It’s the type of place not really worth visiting in and of itself. It’s more for groups of Tequila aficionados and travelers who feel like getting wasted for the day. It’s one of the few places in Mexico where public drinking is allowed, and we started the day with an interesting drink called Pachecadas which is a mix of Tejuino and cerveza. It sounded horrible, but was extremely refreshing – and a tad bit expensive. We were neither interested in spending the day wasted, nor all that interested in the actual factories, but a walk around town proved pretty fruitless. The only things for sale are tequila, and tequila related products. It was hot dry, and the ice in our Pachecada turned out not to be very clean, which, I’m sure, you can imagine the consequences. A mid-day nap under a tree was in order.
After a good nap, we decided to try to find the logical thing in a town called Tequila – a good margarita. This proved harder than it should have. A place on the square had what seemed like really inexpensive margaritas until we realized they didn’t appear to have any tequila in them, which actually made them exceptionally expensive refrescos. Finally, after a bit more of a walk around town, we found a great place near the bus station called La Casa de Don Kiko, which serves a (cheap) lovely drink made out of sparkling water, lemon, and a few other things that hit the spot so well it lead to the kind of conversation only tequila can. While I was trying to memorize the many, many ways to say F*^& in Spanish and how to use them, we realized we were about to miss the last bus and made a mad dash, swearing in the language of tequila the whole way.
Although the travels of the last few days were somewhat disappointing in locale, they proved what the real magic of Mexico is, and that’s the kinds of connections and relationships people are open to here. I’m lucky to have landed in Tlaquepaque, and it’s still proving to be my favorite place in Mexico. Pueblitos Chavos and all.
Last Saturday, one of the guys that I refer to as Los Hombres a la Tienda took me on a cultural excursion in the city. I hang out with them drinking cerveza on Friday and Saturday nights and learn more Spanish that way then I have through taking overpriced lessons. Parque de Aqua Azul has a giant market on Saturdays that is full of young people peddling strange wares from piercings, handmade hippy clothes, everything related to metal and goth culture, cult classic toys, and a disarray of general junk.
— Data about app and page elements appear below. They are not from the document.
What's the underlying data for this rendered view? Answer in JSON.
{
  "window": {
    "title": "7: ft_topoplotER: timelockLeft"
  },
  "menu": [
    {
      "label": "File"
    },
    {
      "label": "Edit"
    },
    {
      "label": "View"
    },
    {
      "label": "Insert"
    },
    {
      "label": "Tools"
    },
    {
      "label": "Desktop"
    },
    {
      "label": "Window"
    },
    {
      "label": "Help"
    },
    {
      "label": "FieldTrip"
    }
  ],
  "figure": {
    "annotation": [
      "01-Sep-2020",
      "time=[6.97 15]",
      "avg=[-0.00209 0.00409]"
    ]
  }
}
I bought a pair of sandals made out of old tires with pretty flower cloth and wooden beads for straps.
Next to the market is the actual park, and was the most relaxing thing I’ve done so far in the city. It’s a quiet oasis, complete with sweet fifteneers getting their pictures taken in crazy princess costumes.